ABOUT THIS TASK:
Present an exact copy of each line below.

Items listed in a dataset
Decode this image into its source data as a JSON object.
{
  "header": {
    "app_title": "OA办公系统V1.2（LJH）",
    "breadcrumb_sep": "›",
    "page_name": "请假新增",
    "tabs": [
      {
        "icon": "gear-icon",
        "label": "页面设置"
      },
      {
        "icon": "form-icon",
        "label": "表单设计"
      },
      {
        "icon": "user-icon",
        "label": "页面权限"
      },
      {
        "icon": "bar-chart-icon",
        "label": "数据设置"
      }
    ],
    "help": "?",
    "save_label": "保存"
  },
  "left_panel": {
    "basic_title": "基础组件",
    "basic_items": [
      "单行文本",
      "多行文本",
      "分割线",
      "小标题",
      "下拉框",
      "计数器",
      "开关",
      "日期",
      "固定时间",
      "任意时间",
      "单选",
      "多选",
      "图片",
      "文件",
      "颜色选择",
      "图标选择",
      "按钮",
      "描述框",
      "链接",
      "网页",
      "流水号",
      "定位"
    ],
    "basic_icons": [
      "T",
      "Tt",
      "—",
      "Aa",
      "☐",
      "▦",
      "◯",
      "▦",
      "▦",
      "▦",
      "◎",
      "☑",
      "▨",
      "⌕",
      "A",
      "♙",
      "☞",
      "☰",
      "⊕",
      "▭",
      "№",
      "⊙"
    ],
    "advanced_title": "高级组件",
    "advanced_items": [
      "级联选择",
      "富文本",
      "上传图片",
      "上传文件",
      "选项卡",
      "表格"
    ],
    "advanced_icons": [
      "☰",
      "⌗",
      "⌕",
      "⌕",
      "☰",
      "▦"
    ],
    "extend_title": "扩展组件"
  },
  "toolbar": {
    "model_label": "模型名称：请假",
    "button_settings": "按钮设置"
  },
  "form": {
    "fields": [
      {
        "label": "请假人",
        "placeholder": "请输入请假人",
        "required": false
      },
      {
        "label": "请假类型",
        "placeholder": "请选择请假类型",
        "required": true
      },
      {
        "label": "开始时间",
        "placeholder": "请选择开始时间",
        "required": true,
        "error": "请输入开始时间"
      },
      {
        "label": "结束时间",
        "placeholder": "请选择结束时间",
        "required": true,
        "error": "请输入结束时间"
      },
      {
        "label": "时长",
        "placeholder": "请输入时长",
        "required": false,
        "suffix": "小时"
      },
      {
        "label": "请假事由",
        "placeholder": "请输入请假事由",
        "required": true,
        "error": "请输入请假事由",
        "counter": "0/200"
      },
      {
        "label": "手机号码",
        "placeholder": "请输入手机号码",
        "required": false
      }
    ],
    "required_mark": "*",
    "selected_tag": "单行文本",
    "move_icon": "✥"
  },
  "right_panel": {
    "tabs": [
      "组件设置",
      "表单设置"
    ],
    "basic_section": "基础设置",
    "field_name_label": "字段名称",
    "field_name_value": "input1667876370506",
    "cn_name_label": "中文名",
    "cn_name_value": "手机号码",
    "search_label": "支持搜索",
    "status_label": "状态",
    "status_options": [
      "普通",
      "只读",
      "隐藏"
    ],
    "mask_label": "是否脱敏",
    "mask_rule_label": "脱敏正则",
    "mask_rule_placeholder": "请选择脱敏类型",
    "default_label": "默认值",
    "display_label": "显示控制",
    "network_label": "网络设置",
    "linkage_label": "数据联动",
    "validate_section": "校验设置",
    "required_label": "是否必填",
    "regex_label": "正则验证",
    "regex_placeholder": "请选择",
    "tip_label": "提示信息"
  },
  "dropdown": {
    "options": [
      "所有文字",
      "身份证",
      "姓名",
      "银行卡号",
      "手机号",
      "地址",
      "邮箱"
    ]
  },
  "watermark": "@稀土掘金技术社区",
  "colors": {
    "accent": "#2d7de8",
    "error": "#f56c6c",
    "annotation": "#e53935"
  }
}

PROBLEM SOLUTION:
Decode this image into its source data as a JSON object.
{
  "header": {
    "app_title": "OA办公系统V1.2（LJH）",
    "breadcrumb_sep": "›",
    "page_name": "请假新增",
    "tabs": [
      {
        "icon": "gear-icon",
        "label": "页面设置"
      },
      {
        "icon": "form-icon",
        "label": "表单设计"
      },
      {
        "icon": "user-icon",
        "label": "页面权限"
      },
      {
        "icon": "bar-chart-icon",
        "label": "数据设置"
      }
    ],
    "help": "?",
    "save_label": "保存"
  },
  "left_panel": {
    "basic_title": "基础组件",
    "basic_items": [
      "单行文本",
      "多行文本",
      "分割线",
      "小标题",
      "下拉框",
      "计数器",
      "开关",
      "日期",
      "固定时间",
      "任意时间",
      "单选",
      "多选",
      "图片",
      "文件",
      "颜色选择",
      "图标选择",
      "按钮",
      "描述框",
      "链接",
      "网页",
      "流水号",
      "定位"
    ],
    "basic_icons": [
      "T",
      "Tt",
      "—",
      "Aa",
      "☐",
      "▦",
      "◯",
      "▦",
      "▦",
      "▦",
      "◎",
      "☑",
      "▨",
      "⌕",
      "A",
      "♙",
      "☞",
      "☰",
      "⊕",
      "▭",
      "№",
      "⊙"
    ],
    "advanced_title": "高级组件",
    "advanced_items": [
      "级联选择",
      "富文本",
      "上传图片",
      "上传文件",
      "选项卡",
      "表格"
    ],
    "advanced_icons": [
      "☰",
      "⌗",
      "⌕",
      "⌕",
      "☰",
      "▦"
    ],
    "extend_title": "扩展组件"
  },
  "toolbar": {
    "model_label": "模型名称：请假",
    "button_settings": "按钮设置"
  },
  "form": {
    "fields": [
      {
        "label": "请假人",
        "placeholder": "请输入请假人",
        "required": false
      },
      {
        "label": "请假类型",
        "placeholder": "请选择请假类型",
        "required": true
      },
      {
        "label": "开始时间",
        "placeholder": "请选择开始时间",
        "required": true,
        "error": "请输入开始时间"
      },
      {
        "label": "结束时间",
        "placeholder": "请选择结束时间",
        "required": true,
        "error": "请输入结束时间"
      },
      {
        "label": "时长",
        "placeholder": "请输入时长",
        "required": false,
        "suffix": "小时"
      },
      {
        "label": "请假事由",
        "placeholder": "请输入请假事由",
        "required": true,
        "error": "请输入请假事由",
        "counter": "0/200"
      },
      {
        "label": "手机号码",
        "placeholder": "请输入手机号码",
        "required": false
      }
    ],
    "required_mark": "*",
    "selected_tag": "单行文本",
    "move_icon": "✥"
  },
  "right_panel": {
    "tabs": [
      "组件设置",
      "表单设置"
    ],
    "basic_section": "基础设置",
    "field_name_label": "字段名称",
    "field_name_value": "input1667876370506",
    "cn_name_label": "中文名",
    "cn_name_value": "手机号码",
    "search_label": "支持搜索",
    "status_label": "状态",
    "status_options": [
      "普通",
      "只读",
      "隐藏"
    ],
    "mask_label": "是否脱敏",
    "mask_rule_label": "脱敏正则",
    "mask_rule_placeholder": "请选择脱敏类型",
    "default_label": "默认值",
    "display_label": "显示控制",
    "network_label": "网络设置",
    "linkage_label": "数据联动",
    "validate_section": "校验设置",
    "required_label": "是否必填",
    "regex_label": "正则验证",
    "regex_placeholder": "请选择",
    "tip_label": "提示信息"
  },
  "dropdown": {
    "options": [
      "所有文字",
      "身份证",
      "姓名",
      "银行卡号",
      "手机号",
      "地址",
      "邮箱"
    ]
  },
  "watermark": "@稀土掘金技术社区",
  "colors": {
    "accent": "#2d7de8",
    "error": "#f56c6c",
    "annotation": "#e53935"
  }
}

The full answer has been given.